...and the Ugly
And then there's the stuff that's just plain stupid. For example, there's an entity in CRM called a Contract. Once a contract has been "invoiced" - which you can do by clicking a single button in the UI - it is immutable. There is literally NOTHING you can do - even with all the Administrator permissions in the world - to change any detail on that contract. Ever. There's various workarounds for this. Microsoft's recommendation is that you need to "clone" the Contract as a draft, cancel the original and replace it with the clone. Our own solution was to write a custom plugin in C# that throws an exception if you ever try to invoice a contract - this works, but it's not pleasant having to work around such an arbitrary restriction.

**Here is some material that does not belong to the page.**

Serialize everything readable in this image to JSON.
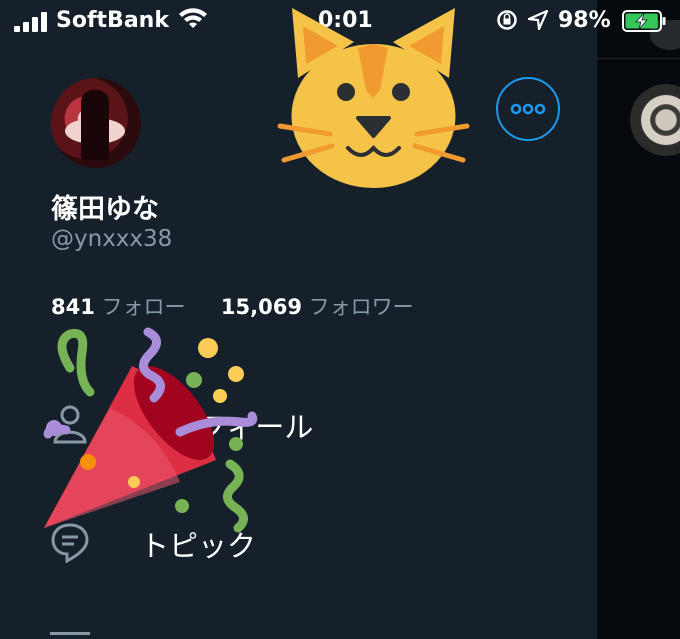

They say there's only two hard problems in software development - cache invalidation and naming things. Well, Dynamics CRM will remind you of that on a daily basis. Almost everything in CRM needs to have a name otherwise you can't save the record. For people, companies and products, this makes sense... but, really, when you're creating an order to allow somebody to renew their membership, does it need a name? Really? So we're having to build our own code to automatically create these names all over the place, and it's a waste of time.
As for cache invalidation - there's a thing called the "portal toolkit", aka the Developer Extensions for Microsoft Dynamics CRM 2015. You can read all about it here. Pay particular attention to the sentence that says:
The Customer Portal and Partner Relationship Management (PRM) Portal solutions for Microsoft Dynamics CRM 2015 will be available from the Microsoft Dynamics Marketplace soon.
I don't know when "soon" is, but at the moment, if you start using the portal toolkit, you end up with a cache that you can't invalidate - the only supported invalidation mechanism involves deploying an (unreleased) solution to your CRM server, that calls an (undocumented) DLL that you're expected to deploy to your web server. Oh, and if you're running a server farm, you'll need to work out how to configure your load balancer to forward these cache invalidation calls to all your backend servers simultaneously.
Like democracy, it's probably fair to say that Dynamics CRM is the worst option apart from all of the alternatives. It certainly isn't perfect, but it is pretty damn good, and I think the long-term advantages will significantly outweigh the short-term headaches we're having. And if they don't? Well, that's why we have loosely-coupled architecture, isn't it?